* Records provided:

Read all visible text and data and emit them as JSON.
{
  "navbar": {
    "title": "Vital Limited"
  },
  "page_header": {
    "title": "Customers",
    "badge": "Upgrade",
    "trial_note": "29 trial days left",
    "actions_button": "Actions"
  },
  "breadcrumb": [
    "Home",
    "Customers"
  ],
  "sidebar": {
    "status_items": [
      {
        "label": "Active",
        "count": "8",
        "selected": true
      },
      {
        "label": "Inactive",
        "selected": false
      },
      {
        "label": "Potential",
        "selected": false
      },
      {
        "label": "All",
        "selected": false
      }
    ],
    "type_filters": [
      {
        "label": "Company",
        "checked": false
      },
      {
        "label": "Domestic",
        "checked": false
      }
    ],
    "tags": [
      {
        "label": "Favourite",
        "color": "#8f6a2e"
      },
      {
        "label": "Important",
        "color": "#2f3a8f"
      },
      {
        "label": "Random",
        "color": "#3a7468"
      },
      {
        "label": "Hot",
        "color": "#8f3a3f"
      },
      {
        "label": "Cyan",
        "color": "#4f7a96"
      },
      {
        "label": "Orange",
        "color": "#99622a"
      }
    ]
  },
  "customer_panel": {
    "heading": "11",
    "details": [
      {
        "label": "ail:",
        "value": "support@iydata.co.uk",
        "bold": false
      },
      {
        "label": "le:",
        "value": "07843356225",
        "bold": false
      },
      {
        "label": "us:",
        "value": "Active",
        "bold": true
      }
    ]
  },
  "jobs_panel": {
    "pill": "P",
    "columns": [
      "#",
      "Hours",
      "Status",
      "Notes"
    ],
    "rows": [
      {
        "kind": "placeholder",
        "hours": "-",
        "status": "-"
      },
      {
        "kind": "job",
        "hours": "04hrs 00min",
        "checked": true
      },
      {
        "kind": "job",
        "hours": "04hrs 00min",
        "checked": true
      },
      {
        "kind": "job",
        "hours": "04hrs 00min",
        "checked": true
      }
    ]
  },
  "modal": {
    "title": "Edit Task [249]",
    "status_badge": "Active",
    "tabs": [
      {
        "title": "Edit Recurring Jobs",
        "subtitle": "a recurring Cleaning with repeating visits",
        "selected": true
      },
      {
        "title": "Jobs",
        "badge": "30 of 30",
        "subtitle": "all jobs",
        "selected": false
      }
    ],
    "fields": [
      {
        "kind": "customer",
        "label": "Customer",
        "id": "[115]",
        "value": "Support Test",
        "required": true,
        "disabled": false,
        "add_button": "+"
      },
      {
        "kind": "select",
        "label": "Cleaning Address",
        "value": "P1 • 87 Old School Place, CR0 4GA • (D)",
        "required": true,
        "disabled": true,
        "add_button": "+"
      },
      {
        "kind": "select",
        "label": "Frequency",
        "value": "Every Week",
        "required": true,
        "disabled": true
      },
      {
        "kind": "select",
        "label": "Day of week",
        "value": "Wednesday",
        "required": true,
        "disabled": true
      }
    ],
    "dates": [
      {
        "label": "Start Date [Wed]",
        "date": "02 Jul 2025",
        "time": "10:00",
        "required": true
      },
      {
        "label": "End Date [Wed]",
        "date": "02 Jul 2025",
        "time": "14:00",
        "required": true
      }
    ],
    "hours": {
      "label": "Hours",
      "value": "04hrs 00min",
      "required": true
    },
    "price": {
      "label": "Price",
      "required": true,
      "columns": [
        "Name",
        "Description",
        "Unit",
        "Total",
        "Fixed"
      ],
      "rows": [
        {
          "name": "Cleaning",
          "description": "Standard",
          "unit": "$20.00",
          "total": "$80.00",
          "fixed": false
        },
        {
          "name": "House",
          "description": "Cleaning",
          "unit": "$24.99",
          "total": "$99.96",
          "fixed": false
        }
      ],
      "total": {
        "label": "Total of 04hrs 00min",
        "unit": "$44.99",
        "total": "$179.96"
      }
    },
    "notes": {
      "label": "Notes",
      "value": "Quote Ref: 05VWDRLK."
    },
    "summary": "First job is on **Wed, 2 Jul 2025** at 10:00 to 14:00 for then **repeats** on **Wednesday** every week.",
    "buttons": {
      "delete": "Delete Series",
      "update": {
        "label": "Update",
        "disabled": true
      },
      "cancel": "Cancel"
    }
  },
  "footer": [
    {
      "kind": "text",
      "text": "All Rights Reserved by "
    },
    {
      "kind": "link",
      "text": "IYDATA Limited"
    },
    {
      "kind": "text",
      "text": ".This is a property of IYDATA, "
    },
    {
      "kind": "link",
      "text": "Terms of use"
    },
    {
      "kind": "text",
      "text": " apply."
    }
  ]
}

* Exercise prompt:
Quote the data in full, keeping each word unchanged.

* Exercise result:
Read all visible text and data and emit them as JSON.
{
  "navbar": {
    "title": "Vital Limited"
  },
  "page_header": {
    "title": "Customers",
    "badge": "Upgrade",
    "trial_note": "29 trial days left",
    "actions_button": "Actions"
  },
  "breadcrumb": [
    "Home",
    "Customers"
  ],
  "sidebar": {
    "status_items": [
      {
        "label": "Active",
        "count": "8",
        "selected": true
      },
      {
        "label": "Inactive",
        "selected": false
      },
      {
        "label": "Potential",
        "selected": false
      },
      {
        "label": "All",
        "selected": false
      }
    ],
    "type_filters": [
      {
        "label": "Company",
        "checked": false
      },
      {
        "label": "Domestic",
        "checked": false
      }
    ],
    "tags": [
      {
        "label": "Favourite",
        "color": "#8f6a2e"
      },
      {
        "label": "Important",
        "color": "#2f3a8f"
      },
      {
        "label": "Random",
        "color": "#3a7468"
      },
      {
        "label": "Hot",
        "color": "#8f3a3f"
      },
      {
        "label": "Cyan",
        "color": "#4f7a96"
      },
      {
        "label": "Orange",
        "color": "#99622a"
      }
    ]
  },
  "customer_panel": {
    "heading": "11",
    "details": [
      {
        "label": "ail:",
        "value": "support@iydata.co.uk",
        "bold": false
      },
      {
        "label": "le:",
        "value": "07843356225",
        "bold": false
      },
      {
        "label": "us:",
        "value": "Active",
        "bold": true
      }
    ]
  },
  "jobs_panel": {
    "pill": "P",
    "columns": [
      "#",
      "Hours",
      "Status",
      "Notes"
    ],
    "rows": [
      {
        "kind": "placeholder",
        "hours": "-",
        "status": "-"
      },
      {
        "kind": "job",
        "hours": "04hrs 00min",
        "checked": true
      },
      {
        "kind": "job",
        "hours": "04hrs 00min",
        "checked": true
      },
      {
        "kind": "job",
        "hours": "04hrs 00min",
        "checked": true
      }
    ]
  },
  "modal": {
    "title": "Edit Task [249]",
    "status_badge": "Active",
    "tabs": [
      {
        "title": "Edit Recurring Jobs",
        "subtitle": "a recurring Cleaning with repeating visits",
        "selected": true
      },
      {
        "title": "Jobs",
        "badge": "30 of 30",
        "subtitle": "all jobs",
        "selected": false
      }
    ],
    "fields": [
      {
        "kind": "customer",
        "label": "Customer",
        "id": "[115]",
        "value": "Support Test",
        "required": true,
        "disabled": false,
        "add_button": "+"
      },
      {
        "kind": "select",
        "label": "Cleaning Address",
        "value": "P1 • 87 Old School Place, CR0 4GA • (D)",
        "required": true,
        "disabled": true,
        "add_button": "+"
      },
      {
        "kind": "select",
        "label": "Frequency",
        "value": "Every Week",
        "required": true,
        "disabled": true
      },
      {
        "kind": "select",
        "label": "Day of week",
        "value": "Wednesday",
        "required": true,
        "disabled": true
      }
    ],
    "dates": [
      {
        "label": "Start Date [Wed]",
        "date": "02 Jul 2025",
        "time": "10:00",
        "required": true
      },
      {
        "label": "End Date [Wed]",
        "date": "02 Jul 2025",
        "time": "14:00",
        "required": true
      }
    ],
    "hours": {
      "label": "Hours",
      "value": "04hrs 00min",
      "required": true
    },
    "price": {
      "label": "Price",
      "required": true,
      "columns": [
        "Name",
        "Description",
        "Unit",
        "Total",
        "Fixed"
      ],
      "rows": [
        {
          "name": "Cleaning",
          "description": "Standard",
          "unit": "$20.00",
          "total": "$80.00",
          "fixed": false
        },
        {
          "name": "House",
          "description": "Cleaning",
          "unit": "$24.99",
          "total": "$99.96",
          "fixed": false
        }
      ],
      "total": {
        "label": "Total of 04hrs 00min",
        "unit": "$44.99",
        "total": "$179.96"
      }
    },
    "notes": {
      "label": "Notes",
      "value": "Quote Ref: 05VWDRLK."
    },
    "summary": "First job is on **Wed, 2 Jul 2025** at 10:00 to 14:00 for then **repeats** on **Wednesday** every week.",
    "buttons": {
      "delete": "Delete Series",
      "update": {
        "label": "Update",
        "disabled": true
      },
      "cancel": "Cancel"
    }
  },
  "footer": [
    {
      "kind": "text",
      "text": "All Rights Reserved by "
    },
    {
      "kind": "link",
      "text": "IYDATA Limited"
    },
    {
      "kind": "text",
      "text": ".This is a property of IYDATA, "
    },
    {
      "kind": "link",
      "text": "Terms of use"
    },
    {
      "kind": "text",
      "text": " apply."
    }
  ]
}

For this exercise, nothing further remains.